The project is a joint venture of four NRDs which formed a public agency often referred to as N-CORPE. That stands for Nebraska Cooperative Republican Platte Enhancement Project.

The NRDs include the Upper, Middle and Lower in the Republican Basin and the Twin Platte in the Platte Basin.


Arbitration hearing

Fanning attended the recent hearing on the arbitration between Kansas and Nebraska over crediting on the N-CORPE project.

Nebraska has asked for 100 percent credit for each acre foot of water pumped from the project for compact compliance and water-short year planning.

Presently, water will flow in Harry Strunk Lake northwest of Cambridge.

As it now stands, any augmentation water pumped from the N-CORPE project will be credited at 54 percent towards compact compliance.

The arbitrator, Jeffrey C. Fereday, was the same one who heard a similar dispute between the two states on water credit for the Rock Creek augmentation project.

Nebraska received a favorable decision on that issue, but the final report has not yet been issued on Rock Creek.
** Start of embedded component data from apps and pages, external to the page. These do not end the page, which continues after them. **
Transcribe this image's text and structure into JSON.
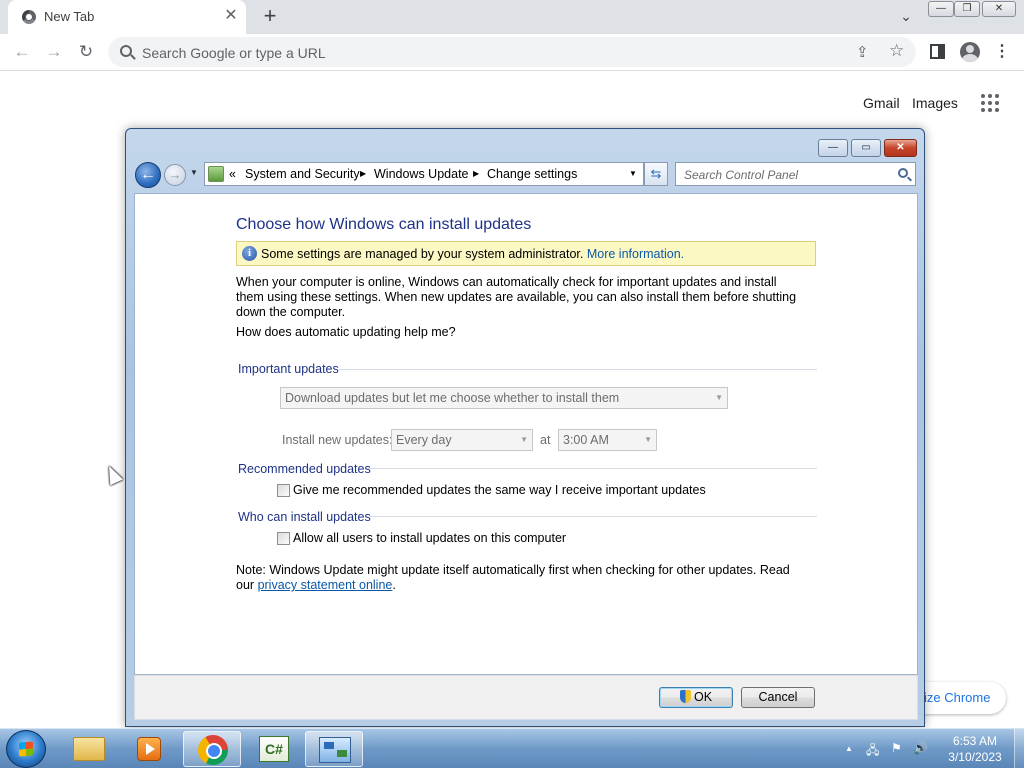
{
  "browser": {
    "tab_title": "New Tab",
    "tab_close": "✕",
    "new_tab": "+",
    "tab_search": "⌄",
    "omnibox_placeholder": "Search Google or type a URL",
    "back": "←",
    "forward": "→",
    "reload": "↻",
    "share": "⇪",
    "star": "☆",
    "menu": "⋮",
    "window_minimize": "—",
    "window_restore": "❐",
    "window_close": "✕"
  },
  "ntp": {
    "gmail": "Gmail",
    "images": "Images",
    "customize": "ize Chrome"
  },
  "dialog": {
    "controls": {
      "minimize": "—",
      "maximize": "▭",
      "close": "✕"
    },
    "breadcrumb": {
      "prefix": "«",
      "items": [
        "System and Security",
        "Windows Update",
        "Change settings"
      ]
    },
    "search_placeholder": "Search Control Panel",
    "refresh": "⇆",
    "heading": "Choose how Windows can install updates",
    "info": {
      "icon": "i",
      "text": "Some settings are managed by your system administrator.",
      "link": "More information."
    },
    "description": "When your computer is online, Windows can automatically check for important updates and install them using these settings. When new updates are available, you can also install them before shutting down the computer.",
    "help_link": "How does automatic updating help me?",
    "important": {
      "title": "Important updates",
      "selected": "Download updates but let me choose whether to install them",
      "install_label": "Install new updates:",
      "day": "Every day",
      "at": "at",
      "time": "3:00 AM"
    },
    "recommended": {
      "title": "Recommended updates",
      "checkbox_label": "Give me recommended updates the same way I receive important updates"
    },
    "who": {
      "title": "Who can install updates",
      "checkbox_label": "Allow all users to install updates on this computer"
    },
    "note": "Note: Windows Update might update itself automatically first when checking for other updates.  Read our",
    "privacy_link": "privacy statement online",
    "privacy_suffix": ".",
    "ok": "OK",
    "cancel": "Cancel"
  },
  "taskbar": {
    "csharp_label": "C#",
    "tray_arrow": "▲",
    "tray_flag": "⚑",
    "tray_volume": "🔊",
    "tray_network": "🖧",
    "time": "6:53 AM",
    "date": "3/10/2023"
  }
}
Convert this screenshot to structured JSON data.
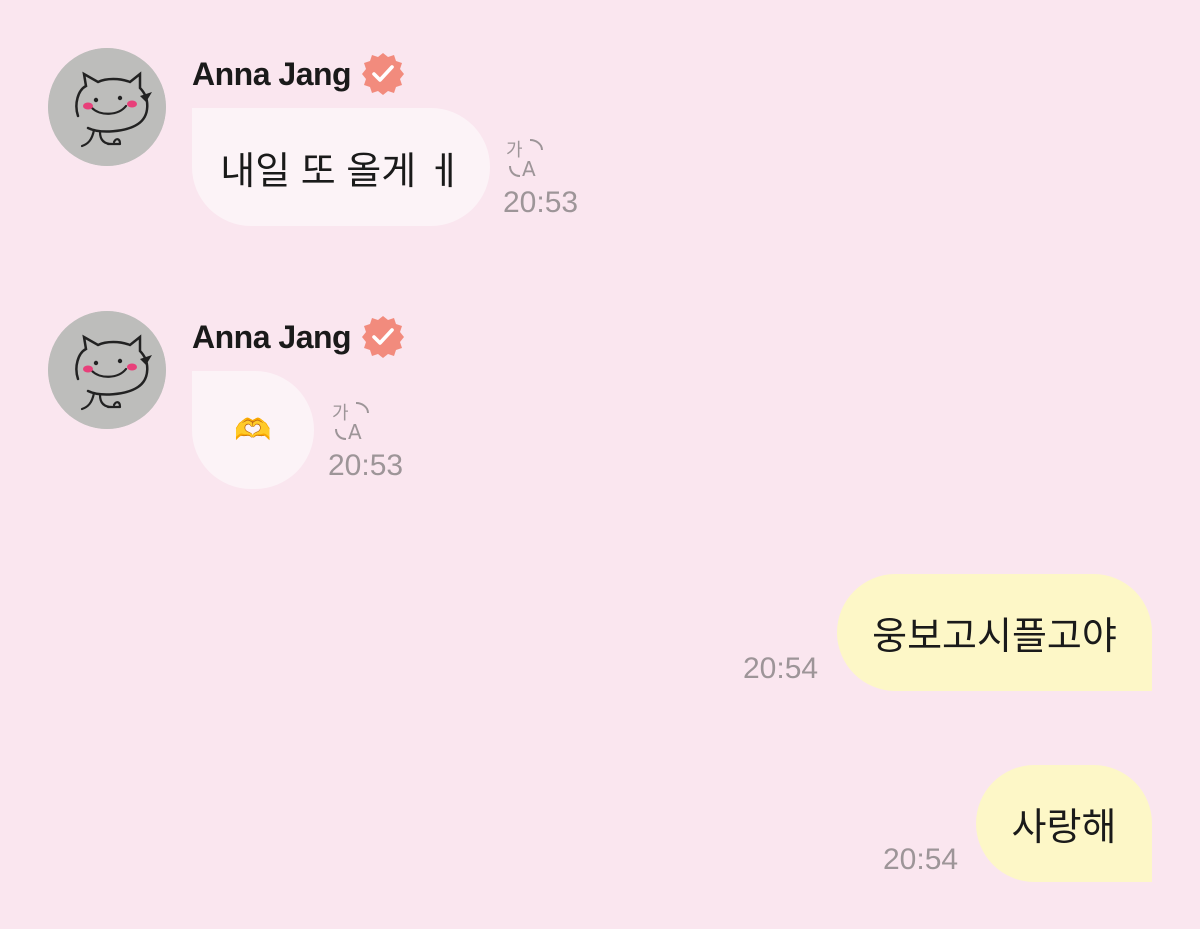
{
  "messages": [
    {
      "direction": "incoming",
      "sender": "Anna Jang",
      "verified": true,
      "text": "내일 또 올게 ㅔ",
      "time": "20:53",
      "translate_icon": "translate-icon"
    },
    {
      "direction": "incoming",
      "sender": "Anna Jang",
      "verified": true,
      "text": "🫶",
      "time": "20:53",
      "translate_icon": "translate-icon"
    },
    {
      "direction": "outgoing",
      "text": "웅보고시플고야",
      "time": "20:54"
    },
    {
      "direction": "outgoing",
      "text": "사랑해",
      "time": "20:54"
    }
  ],
  "colors": {
    "background": "#fae6ef",
    "incoming_bubble": "#fcf3f7",
    "outgoing_bubble": "#fdf7c7",
    "verified_badge": "#f28b7d",
    "timestamp": "#9d9598"
  }
}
Since both arbitrations are non-binding, Kansas can still pursue a direct action with the U.S. Supreme Court on the issues.

Fanning said it would be three to four months before Fereday makes any decisions on the N-CORPE arbitration.


Special hearing on LB 1074

Nate Jenkins, assistant manager, said the NRDs are keeping a close eye on legislative bills, especially LB 1074.

The Natural Resources Committee held a special hearing Tuesday on a new amendment tacked on to the bill.

Jenkins, testifying on behalf of the URNRD, was among 17 people who testified in opposition to the bill as amended.

Eight people testified in favor while six testified on a neutral basis, including Sen. Mark Christensen. In his absence due to a family death, Christensen’s testimony was read into the record by his legislative aide, Dan Wiles.

Christensen said his district is a loser either way if the bill passes.

If passed, he said it would harm the economy of the Upper Republican and likely force the shutdown of wells.

If it doesn’t pass, it hurts surface water users on the east end of his district who have their water taken by the state for compliance purposes without any compensation.

One irrigator in that region said he calculated the loss from losing his surface water last year at more than $130,000.

Sen. Steve Lathrop of Omaha introduced the bill and it’s current amendment. He said if the senators on the committee acknowledge there is a problem with sustainability and aquifer declines, then the bill should be advanced.

Lathrop said the fact that the state has to pay Kansas $5.5 million for non-compliance serves as proof that the current NRD system for managing water in the basin is not working.

Other controls are needed, which is why he brought the bill, he said. Since he couldn’t pass legislation dealing with a specific river basin, impliedly the Republican Basin, the legislation includes all river basins in the state.

The Natural Resources Committee will consider the testimony and vote on whether to advance the bill to the floor.